Los Angeles

Chuck Prentiss

Esther Robles

Chuck Prentiss is a young Los Angeles artist and an accomplished technician whose kinetic light sculpture suffers, simply, from the generic malady of this enterprise, which is to say that, observing his pieces, one is as much interested in the mechanism as in the effect. However, it would be unfair to dismiss his kinetic light constructions out of hand on this basis. Prentiss achieves extraordinary illusionistic appearances with ingenious and yet relatively uncomplicated means. All the works now at Esther Robles are boxes, none measuring more than about 2 1/2 by 3 feet; they have coated glass faces, with small electric light bulbs inside, affixed in varying configurations to bars which revolve programmatically. The kinetic mechanisms supporting the lights are obscured by the glass, which acts as a not-quite-opaque one-way mirror; the glass also conditions the color of the lights at various stages in their trajectories. With the use of rear mirrors, each illumined filament is made to reflect infinitely back into simulated space.

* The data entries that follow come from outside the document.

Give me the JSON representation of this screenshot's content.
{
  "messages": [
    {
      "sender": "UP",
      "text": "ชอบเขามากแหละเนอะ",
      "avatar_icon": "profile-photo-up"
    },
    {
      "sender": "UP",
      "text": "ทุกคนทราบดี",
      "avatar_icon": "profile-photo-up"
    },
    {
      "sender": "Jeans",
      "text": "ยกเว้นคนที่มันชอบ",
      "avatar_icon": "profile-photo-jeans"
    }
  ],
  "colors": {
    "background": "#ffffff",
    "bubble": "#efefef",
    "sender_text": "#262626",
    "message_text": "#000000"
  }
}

As the lights move, they appear as receding arcs or strings of fluctuating color, tracing three-dimensional patterns. The most complex and opulent box has three glass faces. Each offers an entirely singular view of the interior, and it is difficult to discover how the lights and mirrors are located to achieve such multifarious results. The sights presented here range from swinging lights trailing widening, planar reflections to a glittering panorama of rhythmically placed vertical light shafts, suspended in a boundless, quivering space.

What is needed in these beautiful constructions seems to be greater conceptual control, or some means of delineating firmly between a self-constituting esthetic and the realm of supererogatory entertainment. One wants to take them seriously as art, but is forced himself to do the mental work of transcending or overcoming the being entertained. It is important to understand, however, that there is no doubt of the seriousness of Prentiss’s intention, and that seriousness is strongly implied by the work itself. Prentiss has not been at this for long; if the exhibition carries experimental overtones, so much the better.

Jane Livingston